THE number of serious incidents reported within East Lancashire hospitals has increased by 20 per cent in the last two years, figures reveal.

The latest East Lancashire Hospitals NHS Trust board meeting revealed there had been an increase of serious incidents from 94 in 2017/2018 to 113 in 2018/2019.

The figures also reveal the breakdown into the types of serious incidents that happened during the last 12 months.

The top three categories are pressure ulcers, also known as bed sores, with 31 reports, 21 falls, and 18 diagnosis failures.

The trust describes a serious incident as an act or omission in care that results in an unexpected or avoidable death, injury or resulting in serious harm.

Other incidents reported were communication problems, treatment issues, staffing issues and harassment.

Within the report, the patient safety manager said the incidents for this year are currently being investigated and the total for 2018/19 may decrease.

An East Lancashire Hospitals NHS Trust spokesman said: "We thank the Lancashire Telegraph for reminding readers about the important topic of patient safety.

"Our staff work incredibly hard to achieve what we all want - as few serious incidents as possible.

"The increase in reported serious incidents is the result trust efforts to further improve patient safety which, in line with new guidance from NHS Improvement, meant a recent change in how we report pressure ulcers.

"The result is that although the pressure ulcer statistics show a rise, this does not mean more pressure ulcers are happening."

The report highlighted the East Lancashire Hospitals NHS Trust falls steering group and the pressure ulcers steering group have been notified of the results and are working on improvement projects.

A review is being completed on incidents and results will be published in next month's serious incidents requiring investigation.

An East Lancashire Hospitals NHS Trust spokesman said: "Overall the number of pressure ulcers amongst our patients is much lower than NHS trusts who treat far fewer patients.
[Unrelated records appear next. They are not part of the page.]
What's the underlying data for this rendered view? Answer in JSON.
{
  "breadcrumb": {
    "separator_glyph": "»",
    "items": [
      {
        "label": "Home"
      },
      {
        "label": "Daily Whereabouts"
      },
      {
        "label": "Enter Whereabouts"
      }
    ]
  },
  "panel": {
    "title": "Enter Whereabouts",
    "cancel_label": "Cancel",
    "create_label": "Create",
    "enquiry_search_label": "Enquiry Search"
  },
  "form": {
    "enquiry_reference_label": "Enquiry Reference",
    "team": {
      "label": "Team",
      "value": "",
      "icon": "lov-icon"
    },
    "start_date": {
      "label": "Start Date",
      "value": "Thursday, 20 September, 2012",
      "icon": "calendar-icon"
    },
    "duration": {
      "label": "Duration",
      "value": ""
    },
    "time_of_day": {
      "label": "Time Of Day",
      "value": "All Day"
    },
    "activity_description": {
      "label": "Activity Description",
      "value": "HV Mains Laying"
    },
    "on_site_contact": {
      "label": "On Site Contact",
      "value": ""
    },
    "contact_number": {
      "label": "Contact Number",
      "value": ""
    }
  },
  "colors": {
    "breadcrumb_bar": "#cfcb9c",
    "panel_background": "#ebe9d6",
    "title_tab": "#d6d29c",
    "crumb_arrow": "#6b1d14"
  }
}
"Our nursing staff remain committed to giving the best care, especially to the most poorly patients, to avoid pressure damage whenever possible and, where it occurs, manage and treat it in the best way possible."